Certainly for a Catholic school, abortion is an important topic for them but we don’t talk about abortion by lying and exaggerating and comparing it to the Holocaust.
They are being allowed to disseminate all this inaccurate information to students.
I just want accurate information from an expert and both sides presented.
Lying, huh? Inaccurate, you say… tell me more.
Considering a major thrust of the article is the claim that the information was factually inaccurate, naturally one would expect examples of what kind of factually inaccurate information was presented. Here’s what I could find in the news report on the story (again, the Abort73 video was difficult to read at times so I’m sticking with the print article for this list):
- Abortion was compared to the Holocaust. The claim is made that the Nazis concocted a definition of “person” that suited their purposes. This is not inaccurate; the Nazis did, in fact, do this. Modern day ethicists (as quoted in the video) use a similar criteria as the Nazis. This is not inaccurate; quotes were provided.
- The Nazis killed severely disabled children. I’m pretty sure this is not inaccurate.
- The Nazis eventually extended their killing program to anybody-they-didn’t-happen-to-like. I’m pretty sure this is not inaccurate.
- Apparently the presenter, “repeatedly made statements about right and wrong and offered her opinion.” Do the critics have an issue with her moral assessment of the information, or the factual accuracy of her information? Which is it?
- “Already, by Week 3, that baby is alive.” The accuracy of this statement would depend on your definition of “alive.” And that definition is precisely what the abortion debate is all about. If they are going to claim that this is an “inaccuracy” then they better defend the basis for claiming this is inaccurate as opposed to “a philosophical assessment which I happen to disagree with.” At worst, this is just an ill-informed opinion, not an inaccuracy.
- The presenter challenged the students with a variety of thought experiments. Thought experiments are neither accurate nor inaccurate, but an effective means by which one might open up a complex subject.

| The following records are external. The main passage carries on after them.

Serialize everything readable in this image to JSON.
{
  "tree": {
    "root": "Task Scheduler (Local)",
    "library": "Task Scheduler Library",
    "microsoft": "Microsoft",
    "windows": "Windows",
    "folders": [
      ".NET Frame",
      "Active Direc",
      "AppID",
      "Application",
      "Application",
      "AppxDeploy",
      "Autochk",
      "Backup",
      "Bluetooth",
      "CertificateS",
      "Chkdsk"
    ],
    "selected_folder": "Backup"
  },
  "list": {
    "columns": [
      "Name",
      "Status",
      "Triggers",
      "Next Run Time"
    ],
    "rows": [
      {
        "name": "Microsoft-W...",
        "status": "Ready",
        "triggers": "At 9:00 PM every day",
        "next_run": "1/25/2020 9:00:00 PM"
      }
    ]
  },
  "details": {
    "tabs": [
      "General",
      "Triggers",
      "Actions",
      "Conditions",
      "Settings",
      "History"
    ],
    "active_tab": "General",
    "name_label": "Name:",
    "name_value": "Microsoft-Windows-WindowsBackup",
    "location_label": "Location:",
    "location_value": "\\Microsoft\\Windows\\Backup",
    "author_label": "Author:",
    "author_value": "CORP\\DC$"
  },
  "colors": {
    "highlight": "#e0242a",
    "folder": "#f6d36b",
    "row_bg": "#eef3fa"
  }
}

- The presenter asked challenging questions with significant philosophical and moral implications. Questions cannot be inaccurate because they do not make claims.
- The presenter offers her views. Opinions cannot be inaccurate, only truth claims can be.
If the article is any indication, no serious claim of “inaccuracy” has rightly been brought forth. Just allegations and complaints. Opinions, at best. For an article that makes so much of a fuss about the importance of being “evidence based” it sure is lacking in any hard evidence!
If I had to speculate, I’d wager that the real underlying issue is that the abortion subject makes people uncomfortable both ideologically and emotionally. And we all know that a school should always make students ideologically and emotionally comfortable; students should feel good all the time. That’s what they are there for, right?
Not directly related, but I got a kick out of the concern that the presenter was not an “expert.” Because we all know that public school teachers all have PhDs in their respective subjects, right? And no school teacher is allowed to tackle the subject of human sexuality unless they their PhD is in the biological sciences, and the thesis of their PhD was specifically focused on some element of the human reproductive system.
My wife teaches grade two, and she has been known to educate herself at the illustrious, scholarly, academic institution of “U-tube.”
One other thing that I kind of laughed at was, “It is clear that we need provincial oversight and provincial intervention here.” And then, “There’s not enough oversight and regulation…” Right, when you don’t like what’s happening, go run to the government. They can fix everything. Through more rules. More regulations. More bureaucratic intrusions into the system.
Like how they fixed the economy…
But I digress.